Tuck was successful because he stayed disciplined and didn’t get lulled back inside (he can be seen in the picture leaning correctly outside). Vick, seeing this, tried in vain to cut back in the middle but the Giants were waiting and Tuck picked up a sack, denying the Eagles the first down.

However, the Giants failed on the Eagles earlier touchdown (where Vick rushed for a four yard score). The play is shown below, where linebacker Michael Boley didn’t stay disciplined in his outside containment duty.

In this 2nd and goal situation, New York called the perfect defense. Bump and run man coverage with two players (safety Antrel Rolle and linebacker Michael Boley) spying Vick (meaning that they track him to keep him from running outside). Boley (circled in yellow) actually did a fine job in the first half of the play by getting off the block of Eagles tight end Brent Celek. He’s perfectly placed to do what Tuck did and force Vick back inside where the Giants are waiting for him.

However unlike Tuck, Boley got lulled inside and can be seen in the photo leaning inside. Vick, seeing this like a kid in a candy store, gleefully cuts back outside where he inevitably got around the corner and dashed for the endzone.

So the Giants had a solid game-plan for Mike Vick and actually did as good a job in executing it as any team this year. However, momentary lapses can result in catastrophe (as Boley found out). And the Giants offense’s incessant turnovers proved to be the backbreaker.

Philadelphia returns to play New York in the Meadowlands on December 19th and the Giants will have a second chance to beat the soaring Eagles.
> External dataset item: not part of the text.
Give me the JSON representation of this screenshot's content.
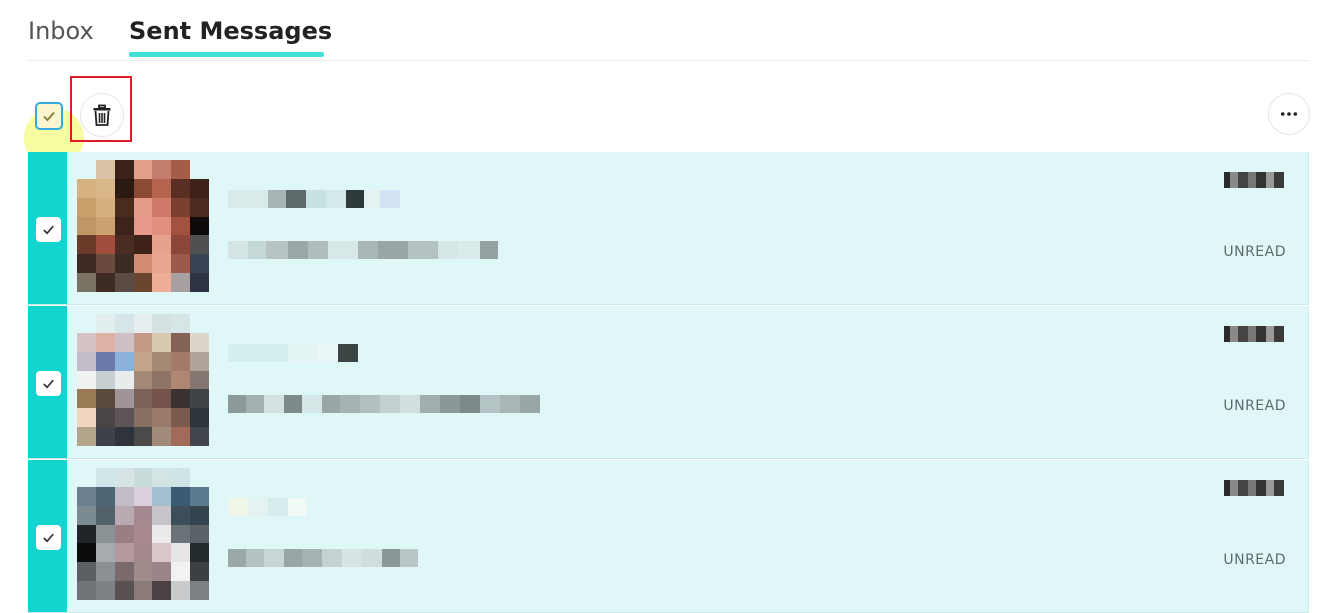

In the meantime, they turn their attention to Jacksonville, Washington and Minnesota (all winnable games if they avoid turnovers). They’ve laid down a blueprint to beat Mike Vick, now they just need to stop beating themselves.